Who should receive priority for inoculation as the vaccines become available? Currently, the CDC proposes that health care and residents of long term care facilities should be the first to get the vaccines. https://www.cdc.gov/coronavirus/2019-ncov/vaccines/recommendations.html This is a reasonable first step. As more shots become available who should be next in line? The CDC lists the priorities as minimizing death and serious disease, preserving the economy and “reducing the extra burden COVID-19 is having on people already facing disparities”.
The number of health care workers in Virginia is estimated at 367,000 while long term care facility residents are estimated at 19,600. https://www.kff.org/coronavirus-covid-19/issue-brief/estimates-of-the-initial-priority-population-for-covid-19-vaccination-by-state/ Virginia expects about 370,000 vaccine doses in December, which should about cover the first priority individuals.
Let us address the CDC’s first goal, reducing death and serious disease. Clearly, the most effective approach is to administer the vaccine on the basis of oldest first, perhaps with some adjustment for preexisting conditions. Virginians over 60 were estimated by the Census Bureau at 19.8% of the population in 2020, or about 1.4 million people. Virginians over 70 number about 650,000. https://acl.gov/sites/default/files/programs/2016-11/Virginia%20Epi%20Profile%20Final.pdf. Therefore, depending on how quickly the vaccines ship, we should be able to give the vaccine to most of the Virginians at the highest risk this winter
Arguments have been made that after health care workers and long term care residents get the shots, “essential workers” should have the highest priority. There are several problems with this argument. First, if we are interested in reducing death and serious disease, concentrating on the older population (some of whom are also “essential workers”) is clearly the most effective. Of the 4,650 Virginians who have died from Covid-19 as of December 20, 2020, 4186 were over 60, about 90%. https://www.vdh.virginia.gov/coronavirus/coronavirus/covid-19-in-virginia-demographics/ This population also accounted for more than 56% of hospitalizations. Vaccinating this population would be a major step to reducing the impact of covid by reducing deaths and hospitalizations.
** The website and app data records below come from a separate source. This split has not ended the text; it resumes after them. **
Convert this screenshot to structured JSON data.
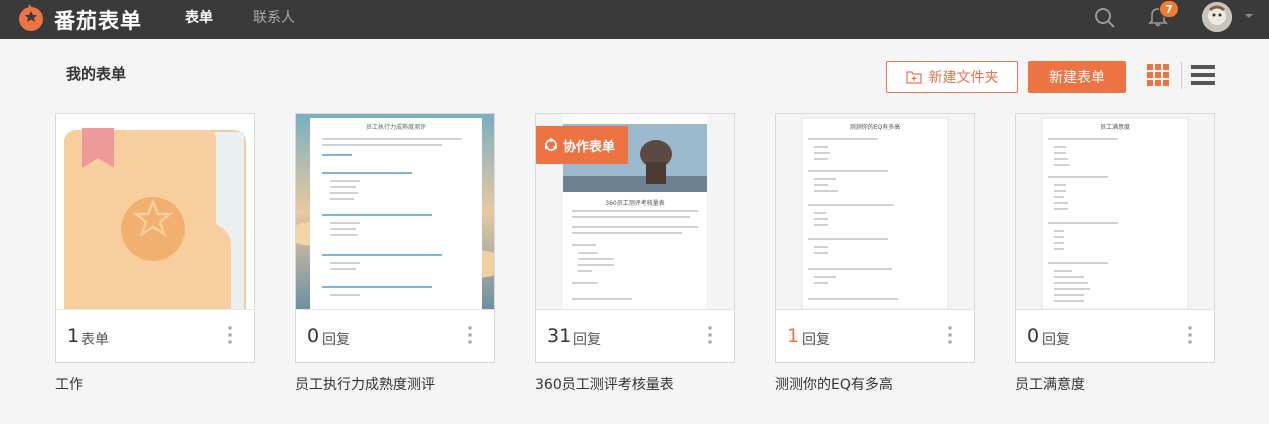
{
  "app": {
    "brand": "番茄表单",
    "nav": [
      {
        "label": "表单",
        "active": true
      },
      {
        "label": "联系人",
        "active": false
      }
    ],
    "notifications_count": "7",
    "icons": {
      "logo": "tomato-logo-icon",
      "search": "search-icon",
      "bell": "bell-icon",
      "avatar": "avatar",
      "caret": "chevron-down-icon"
    }
  },
  "page": {
    "title": "我的表单",
    "new_folder_label": "新建文件夹",
    "new_form_label": "新建表单",
    "accent_color": "#ed7442"
  },
  "cards": [
    {
      "name": "工作",
      "count": "1",
      "unit": "表单",
      "kind": "folder"
    },
    {
      "name": "员工执行力成熟度测评",
      "count": "0",
      "unit": "回复",
      "kind": "form",
      "preview_title": "员工执行力成熟度测评"
    },
    {
      "name": "360员工测评考核量表",
      "count": "31",
      "unit": "回复",
      "kind": "form",
      "ribbon": "协作表单",
      "preview_title": "360员工测评考核量表"
    },
    {
      "name": "测测你的EQ有多高",
      "count": "1",
      "unit": "回复",
      "kind": "form",
      "preview_title": "测测你的EQ有多高"
    },
    {
      "name": "员工满意度",
      "count": "0",
      "unit": "回复",
      "kind": "form",
      "preview_title": "员工满意度"
    }
  ]
}
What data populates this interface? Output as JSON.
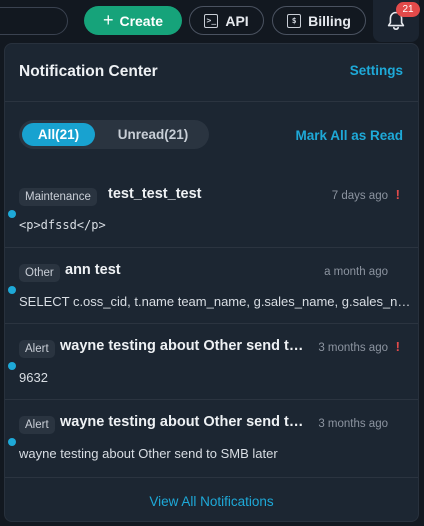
{
  "topbar": {
    "create_label": "Create",
    "api_label": "API",
    "billing_label": "Billing",
    "notification_count": "21"
  },
  "panel": {
    "title": "Notification Center",
    "settings_label": "Settings",
    "tabs": [
      {
        "label": "All(21)",
        "active": true
      },
      {
        "label": "Unread(21)",
        "active": false
      }
    ],
    "mark_all_label": "Mark All as Read",
    "view_all_label": "View All Notifications"
  },
  "notifications": [
    {
      "tag": "Maintenance",
      "title": "test_test_test",
      "time": "7 days ago",
      "important": "!",
      "body": "<p>dfssd</p>",
      "unread": true
    },
    {
      "tag": "Other",
      "title": "ann test",
      "time": "a month ago",
      "important": "",
      "body": "SELECT c.oss_cid, t.name team_name, g.sales_name, g.sales_name",
      "unread": true
    },
    {
      "tag": "Alert",
      "title": "wayne testing about Other send to SMB later",
      "time": "3 months ago",
      "important": "!",
      "body": "9632",
      "unread": true
    },
    {
      "tag": "Alert",
      "title": "wayne testing about Other send to SMB later",
      "time": "3 months ago",
      "important": "",
      "body": "wayne testing about Other send to SMB later",
      "unread": true
    }
  ],
  "colors": {
    "accent": "#1ea9d8",
    "create": "#16a37a",
    "badge": "#e24a4a",
    "panel_bg": "#1c2632"
  },
  "icons": {
    "create": "plus-icon",
    "api": "terminal-icon",
    "billing": "dollar-icon",
    "notifications": "bell-icon"
  }
}
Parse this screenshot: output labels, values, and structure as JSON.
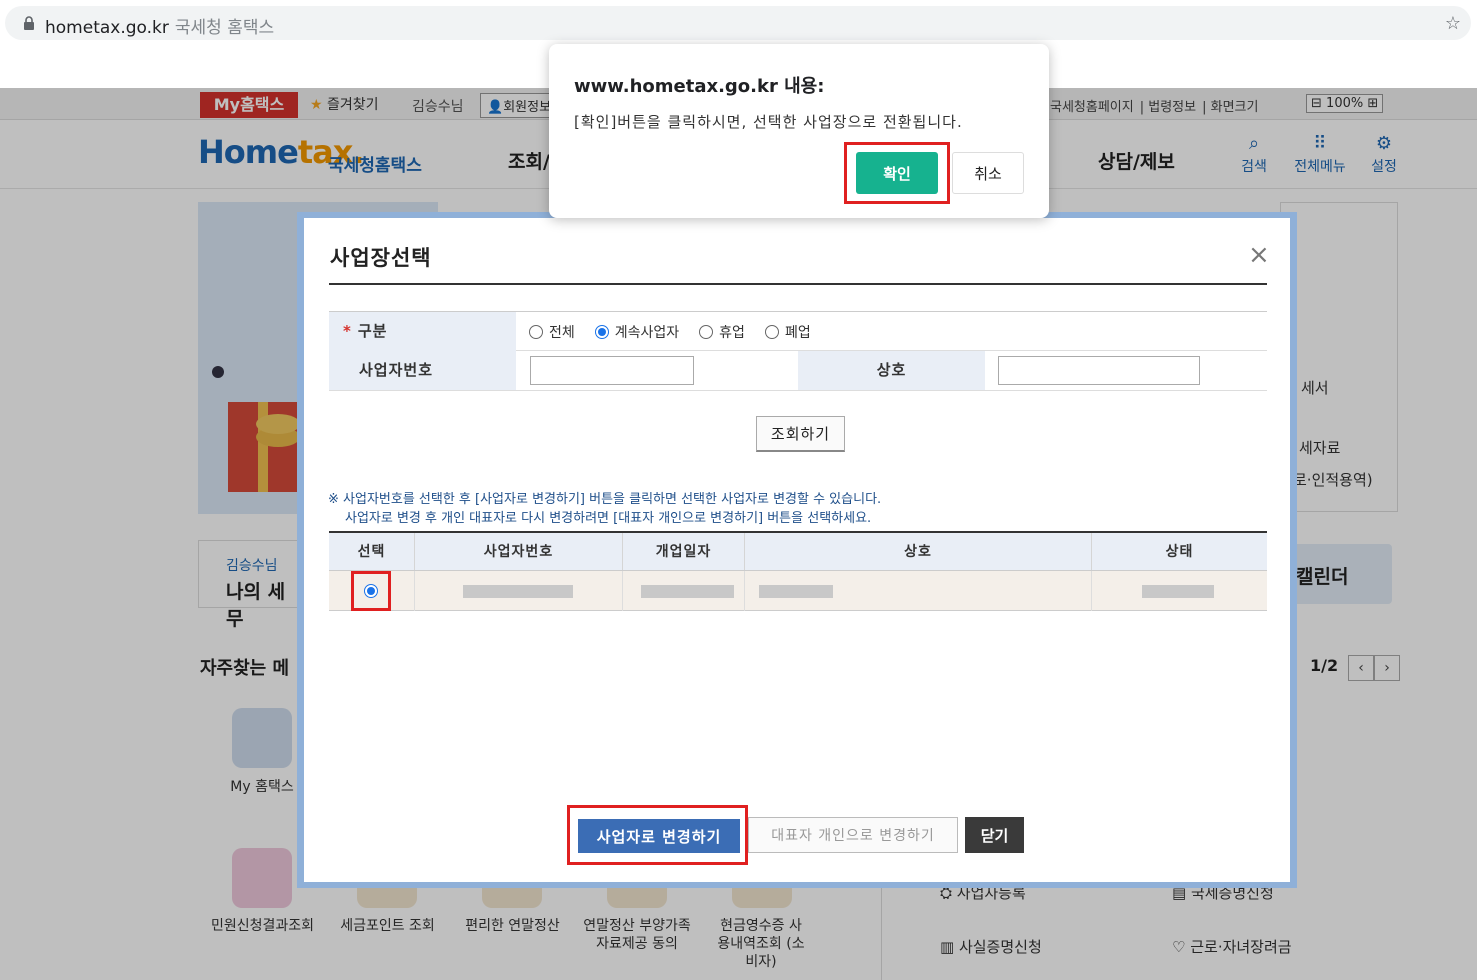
{
  "browser": {
    "url": "hometax.go.kr",
    "tab_title": "국세청 홈택스"
  },
  "site": {
    "my_badge": "My홈택스",
    "favorites": "즐겨찾기",
    "user_name": "김승수님",
    "member_info": "회원정보",
    "right_links": [
      "국세청홈페이지",
      "법령정보",
      "화면크기"
    ],
    "zoom": "100%",
    "logo_main": "Home",
    "logo_tax": "tax.",
    "logo_sub": "국세청홈택스",
    "nav_left": "조회/",
    "nav_right": "상담/제보",
    "header_icons": [
      {
        "label": "검색",
        "icon": "search-icon"
      },
      {
        "label": "전체메뉴",
        "icon": "grid-menu-icon"
      },
      {
        "label": "설정",
        "icon": "gear-icon"
      }
    ],
    "right_panel_texts": [
      "세서",
      "세자료",
      "로·인적용역)"
    ],
    "mytax_small": "김승수님",
    "mytax_big": "나의 세무",
    "calendar": "캘린더",
    "freq_title": "자주찾는 메",
    "pager": "1/2",
    "quick_menu": [
      {
        "label": "My 홈택스"
      },
      {
        "label": "민원신청결과조회"
      },
      {
        "label": "세금포인트 조회"
      },
      {
        "label": "편리한 연말정산"
      },
      {
        "label": "연말정산 부양가족 자료제공 동의"
      },
      {
        "label": "현금영수증 사용내역조회 (소비자)"
      }
    ],
    "right_menu": [
      "사업자등록",
      "국세증명신청",
      "사실증명신청",
      "근로·자녀장려금"
    ]
  },
  "modal": {
    "title": "사업장선택",
    "close": "×",
    "form": {
      "type_label": "구분",
      "radio_options": [
        {
          "label": "전체",
          "checked": false
        },
        {
          "label": "계속사업자",
          "checked": true
        },
        {
          "label": "휴업",
          "checked": false
        },
        {
          "label": "폐업",
          "checked": false
        }
      ],
      "bizno_label": "사업자번호",
      "bizno_value": "",
      "name_label": "상호",
      "name_value": ""
    },
    "search_button": "조회하기",
    "notice_line1": "※ 사업자번호를 선택한 후 [사업자로 변경하기] 버튼을 클릭하면 선택한 사업자로 변경할 수 있습니다.",
    "notice_line2": "사업자로 변경 후 개인 대표자로 다시 변경하려면 [대표자 개인으로 변경하기] 버튼을 선택하세요.",
    "table": {
      "headers": [
        "선택",
        "사업자번호",
        "개업일자",
        "상호",
        "상태"
      ],
      "rows": [
        {
          "selected": true,
          "bizno": "",
          "open_date": "",
          "name": "",
          "status": ""
        }
      ]
    },
    "btn_change": "사업자로 변경하기",
    "btn_personal": "대표자 개인으로 변경하기",
    "btn_close": "닫기"
  },
  "confirm": {
    "title": "www.hometax.go.kr 내용:",
    "message": "[확인]버튼을 클릭하시면, 선택한 사업장으로 전환됩니다.",
    "ok": "확인",
    "cancel": "취소"
  },
  "colors": {
    "accent_red": "#e02020",
    "ok_green": "#16b28f",
    "primary_blue": "#3b6db5",
    "header_blue": "#1e67b3"
  }
}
On the other hand, vaccinating “essential” workers would do little to reduce death and hospitalizations, since younger people have so much less probability of contracting a serious case of covid. One estimate of the number of Virginia “essential workers” estimated the number at 760,000. https://www.thecommonwealthinstitute.org/2020/04/22/profile-of-essential-workers-in-virginia-during-covid-19-women-people-of-color-and-immigrants-are-important-contributors-in-front-line-virginia-industries/ About half of the “essential” are in health care, so only about 400,000 doses would be needed for the remaining workers. Those doses, if used for the over 70 population should reduce deaths in Virginia by nearly 85%, a far greater impact than using those doses on those much less at risk.
Another problem is defining who is essential. The above estimate included grocery, pharmacy, trucking and cleaning workers. These definitely essential workers have been heroically working throughout the pandemic. Certainly some have died. Others have been very sick. However, comparatively speaking, to the extent that these workers are younger and have fewer co-morbidities, they have also been impacted much less by the disease. Moreover, as soon as a decision is made to give “essential” workers the vaccine, other groups will insist on being included. Already, teacher unions have claimed they should have priority, even though in many cases their presence in classes with students was not heretofore thought essential. Owners and workers at small businesses that have been closed no doubt feel that their livelihoods are essential. My point is not to say that Jane is more important than John, only that sorting out “essential” will engender much ill will and is much more problematic than simply giving vaccines to younger and younger cohorts as they become available.
Vaccinating those most threatened by the virus would also allow the economy to fully reopen, since most workers are at little risk. Those who are could isolate themselves or not until they are eligible for the vaccine.
Finally we come to the “reducing the extra burden Covid-19 is having on people already facing disparities.” It is not clear who would qualify under this. If this refers to the poor, steps should be taken to provide free shots for those otherwise eligible. Would those unemployed because of covid get the shot before someone working? Deciding to deny a shot to someone at much greater risk so we can give one to someone facing a “disparity” certainly seems unethical.
The fairest and simplest way to distribute the vaccine after giving it to health care workers and nursing home residents should be by descending age cohort, with some adjustment for other co-morbidities. It is clear, fair and would allow us to more quickly put this disaster behind us.